1. What you can be best in the world at. This is much different than a core competency, and really forces you to be honest with yourself. You’ll probably have to confront some brutal facts with this one. As Collins puts it, a hedgehog concept is not a goal to be the best, a strategy to be the best, an intention to be the best, or a plan to be the best. It’s an understanding of what you can be the best at.
2. What drives your economic engine. The biggest thing in your engine is the denominator in this equation: Profit per X. It could be profit per store, or profit per visit, or many other things. This is a critical question to be asking yourself as we come out of the recession. Spend some time on this, it’s an important point.
3. What you are passionate about. Although the hedgehog concept seems to be a hedgehog concept itself, don’t fret about figuring it out overnight. It took 4 years, on average, for the Good to Great companies to get to their hedgehog concept.
Collins also talks about setting up a council to help move your organization through, and towards, the hedgehog concept. Rather than a council, you should probably just grab as many smart people as you can (preferably smarter than you) and have a go at it. Just make sure to listen. Listen when somebody tells you the brutal facts.
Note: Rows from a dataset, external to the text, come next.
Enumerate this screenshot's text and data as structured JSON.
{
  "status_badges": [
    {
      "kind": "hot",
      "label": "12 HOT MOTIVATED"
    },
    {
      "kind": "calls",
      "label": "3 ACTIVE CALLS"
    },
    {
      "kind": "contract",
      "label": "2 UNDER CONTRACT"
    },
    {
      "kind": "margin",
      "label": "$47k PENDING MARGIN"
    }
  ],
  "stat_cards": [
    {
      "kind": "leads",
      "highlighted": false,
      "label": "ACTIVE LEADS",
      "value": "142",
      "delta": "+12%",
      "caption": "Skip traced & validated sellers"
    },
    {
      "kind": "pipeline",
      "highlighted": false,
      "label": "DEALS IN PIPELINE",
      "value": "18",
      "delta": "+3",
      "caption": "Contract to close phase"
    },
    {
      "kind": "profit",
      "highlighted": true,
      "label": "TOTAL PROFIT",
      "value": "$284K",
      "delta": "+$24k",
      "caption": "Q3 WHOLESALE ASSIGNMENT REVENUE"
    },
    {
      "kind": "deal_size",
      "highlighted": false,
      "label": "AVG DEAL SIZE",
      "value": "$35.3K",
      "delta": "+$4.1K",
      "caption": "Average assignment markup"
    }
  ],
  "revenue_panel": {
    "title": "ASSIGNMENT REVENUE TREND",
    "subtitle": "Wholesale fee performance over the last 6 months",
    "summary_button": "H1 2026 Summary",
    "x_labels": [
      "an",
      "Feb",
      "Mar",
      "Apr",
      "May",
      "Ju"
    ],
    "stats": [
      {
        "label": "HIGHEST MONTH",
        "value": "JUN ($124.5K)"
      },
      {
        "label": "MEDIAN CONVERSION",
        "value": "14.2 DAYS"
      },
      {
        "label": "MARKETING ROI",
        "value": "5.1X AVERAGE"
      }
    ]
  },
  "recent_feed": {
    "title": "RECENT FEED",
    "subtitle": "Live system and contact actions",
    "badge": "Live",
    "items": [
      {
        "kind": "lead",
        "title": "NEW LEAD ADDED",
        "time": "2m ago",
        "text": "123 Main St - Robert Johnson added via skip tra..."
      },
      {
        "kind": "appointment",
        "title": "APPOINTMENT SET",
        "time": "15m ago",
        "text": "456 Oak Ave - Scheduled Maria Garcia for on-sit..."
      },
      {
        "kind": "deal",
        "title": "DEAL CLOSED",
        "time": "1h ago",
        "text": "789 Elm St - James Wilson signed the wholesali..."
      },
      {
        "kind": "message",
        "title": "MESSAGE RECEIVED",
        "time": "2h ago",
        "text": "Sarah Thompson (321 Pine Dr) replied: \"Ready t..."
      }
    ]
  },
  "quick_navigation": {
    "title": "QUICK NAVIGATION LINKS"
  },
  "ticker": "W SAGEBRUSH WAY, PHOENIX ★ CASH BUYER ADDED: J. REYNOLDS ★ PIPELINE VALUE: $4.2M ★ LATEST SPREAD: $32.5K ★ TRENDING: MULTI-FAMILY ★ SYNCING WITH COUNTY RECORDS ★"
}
5. Culture of Discipline.
This is an obvious one, so we won’t spend much time on it. Essentially, you need a company of self-disciplined people who take disciplined action, fanatically consistent within the 3 circles.
Disciplined people, thoughts, and action.
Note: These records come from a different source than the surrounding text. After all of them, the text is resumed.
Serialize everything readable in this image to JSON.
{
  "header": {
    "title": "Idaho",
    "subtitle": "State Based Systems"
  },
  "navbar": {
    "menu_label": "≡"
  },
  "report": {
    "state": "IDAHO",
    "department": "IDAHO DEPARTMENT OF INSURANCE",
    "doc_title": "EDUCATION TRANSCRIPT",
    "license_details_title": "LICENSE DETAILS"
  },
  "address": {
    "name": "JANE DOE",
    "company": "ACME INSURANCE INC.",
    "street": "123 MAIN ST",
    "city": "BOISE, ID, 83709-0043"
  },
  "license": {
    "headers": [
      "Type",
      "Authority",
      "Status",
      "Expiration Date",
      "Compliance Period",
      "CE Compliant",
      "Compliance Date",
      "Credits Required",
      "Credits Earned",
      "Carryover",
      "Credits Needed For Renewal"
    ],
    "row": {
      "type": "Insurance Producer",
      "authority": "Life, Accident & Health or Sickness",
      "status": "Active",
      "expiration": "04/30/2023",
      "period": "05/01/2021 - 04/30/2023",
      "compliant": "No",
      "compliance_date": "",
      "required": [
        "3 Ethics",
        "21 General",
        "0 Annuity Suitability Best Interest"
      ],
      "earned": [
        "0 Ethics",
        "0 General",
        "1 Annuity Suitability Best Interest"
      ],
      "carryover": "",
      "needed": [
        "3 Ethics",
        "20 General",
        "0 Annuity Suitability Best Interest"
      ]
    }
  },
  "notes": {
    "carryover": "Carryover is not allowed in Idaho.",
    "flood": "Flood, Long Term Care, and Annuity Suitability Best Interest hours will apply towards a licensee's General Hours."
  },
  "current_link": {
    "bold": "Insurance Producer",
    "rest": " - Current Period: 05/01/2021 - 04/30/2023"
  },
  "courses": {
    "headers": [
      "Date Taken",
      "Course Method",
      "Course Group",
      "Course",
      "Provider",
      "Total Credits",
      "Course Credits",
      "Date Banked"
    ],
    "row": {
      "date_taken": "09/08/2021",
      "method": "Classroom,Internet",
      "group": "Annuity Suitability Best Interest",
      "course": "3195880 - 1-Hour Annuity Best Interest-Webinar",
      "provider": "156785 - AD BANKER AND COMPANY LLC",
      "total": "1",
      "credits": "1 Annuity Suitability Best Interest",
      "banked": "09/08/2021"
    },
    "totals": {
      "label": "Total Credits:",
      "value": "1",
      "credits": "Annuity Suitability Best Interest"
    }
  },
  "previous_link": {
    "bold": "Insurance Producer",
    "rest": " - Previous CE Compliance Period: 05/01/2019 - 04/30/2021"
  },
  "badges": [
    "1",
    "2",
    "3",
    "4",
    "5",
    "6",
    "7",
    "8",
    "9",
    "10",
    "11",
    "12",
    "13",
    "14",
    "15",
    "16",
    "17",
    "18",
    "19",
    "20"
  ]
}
Getting this done requires a seemingly contradictory rule. People should work within the confines of a system, but that people should have the freedom and flexibility to do what needs to be done, within the framework of that system.
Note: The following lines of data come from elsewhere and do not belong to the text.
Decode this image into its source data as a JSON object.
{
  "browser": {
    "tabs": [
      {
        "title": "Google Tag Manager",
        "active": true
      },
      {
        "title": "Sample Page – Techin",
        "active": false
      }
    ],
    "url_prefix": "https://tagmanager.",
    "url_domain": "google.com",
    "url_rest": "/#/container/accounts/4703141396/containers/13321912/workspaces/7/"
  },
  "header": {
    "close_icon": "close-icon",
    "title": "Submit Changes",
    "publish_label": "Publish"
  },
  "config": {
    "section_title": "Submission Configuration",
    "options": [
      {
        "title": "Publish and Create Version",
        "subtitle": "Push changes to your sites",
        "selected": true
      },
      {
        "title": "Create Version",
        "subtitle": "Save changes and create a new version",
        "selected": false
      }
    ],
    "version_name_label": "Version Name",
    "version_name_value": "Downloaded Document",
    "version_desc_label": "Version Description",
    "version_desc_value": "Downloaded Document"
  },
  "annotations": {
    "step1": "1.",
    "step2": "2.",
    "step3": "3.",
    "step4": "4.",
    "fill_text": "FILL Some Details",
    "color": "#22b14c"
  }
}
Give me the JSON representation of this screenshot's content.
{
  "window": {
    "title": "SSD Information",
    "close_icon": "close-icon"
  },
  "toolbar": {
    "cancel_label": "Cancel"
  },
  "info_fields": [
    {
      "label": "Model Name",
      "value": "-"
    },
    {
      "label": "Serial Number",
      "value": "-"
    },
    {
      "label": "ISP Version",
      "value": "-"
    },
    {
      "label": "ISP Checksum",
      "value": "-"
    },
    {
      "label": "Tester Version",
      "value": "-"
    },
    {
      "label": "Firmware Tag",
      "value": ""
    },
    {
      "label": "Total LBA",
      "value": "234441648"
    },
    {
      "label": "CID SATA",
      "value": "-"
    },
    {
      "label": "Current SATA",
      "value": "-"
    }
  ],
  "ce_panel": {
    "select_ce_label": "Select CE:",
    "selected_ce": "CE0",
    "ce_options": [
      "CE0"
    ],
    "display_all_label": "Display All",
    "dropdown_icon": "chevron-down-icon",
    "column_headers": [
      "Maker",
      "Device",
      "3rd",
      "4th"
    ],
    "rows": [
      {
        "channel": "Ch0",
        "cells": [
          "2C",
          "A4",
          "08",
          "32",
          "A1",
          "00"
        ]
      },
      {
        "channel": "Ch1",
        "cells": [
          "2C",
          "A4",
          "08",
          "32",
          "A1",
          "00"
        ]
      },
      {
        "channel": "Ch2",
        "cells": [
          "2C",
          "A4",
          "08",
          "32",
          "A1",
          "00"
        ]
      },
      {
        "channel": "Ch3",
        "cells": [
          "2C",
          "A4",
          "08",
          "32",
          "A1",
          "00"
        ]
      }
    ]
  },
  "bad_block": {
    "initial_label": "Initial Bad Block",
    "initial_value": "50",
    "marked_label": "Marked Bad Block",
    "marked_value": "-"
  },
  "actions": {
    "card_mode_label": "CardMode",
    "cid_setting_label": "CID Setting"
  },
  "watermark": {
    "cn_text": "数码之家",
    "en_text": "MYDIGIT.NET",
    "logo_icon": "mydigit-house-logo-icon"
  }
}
6. Technology Accelerators
According to Collins, here’s what you need to know about technology. When used right, technology becomes an accelerator of momentum, not the creator of it. The Good to Great companies didn’t begin their journey with a pioneering technology, for the simple reason that you can’t make good technology until you know which technologies are relevant. Which are those?
Those, and only those, that point directly to the 3 intersecting circles of your hedgehog concept. Seeing that we are in the middle of an enormous change in how technology is being used in business, I think that this is very relevant commentary.
Somebody has probably told you that you need to be using Twitter, or that you need to get a video up on YouTube.
Remember, don’t be motivated by a fear of being left behind. Take the time to see how you can use these new technologies to achieve business results. But also remember this: there is a huge opportunity to change how you do business with these technologies.
You may also like to read:
- Essentialism by Greg McKeown
- Built To Last by Jim Collins
- Mindset by Carol Dweck
- Evolved Enterprise by Yanik Silver
- Everybody Matters by Bob Chapman
- Make Your Idea Matter by Bernadette Jiwa
- The Flinch by Julien Smith
- The Innovator’s DNA by Jeffrey Dyer, Hal Gregersen, Clayton Christensen
- Winning With Customers by Keith Pigues
- Great Business Teams by Howard Guttman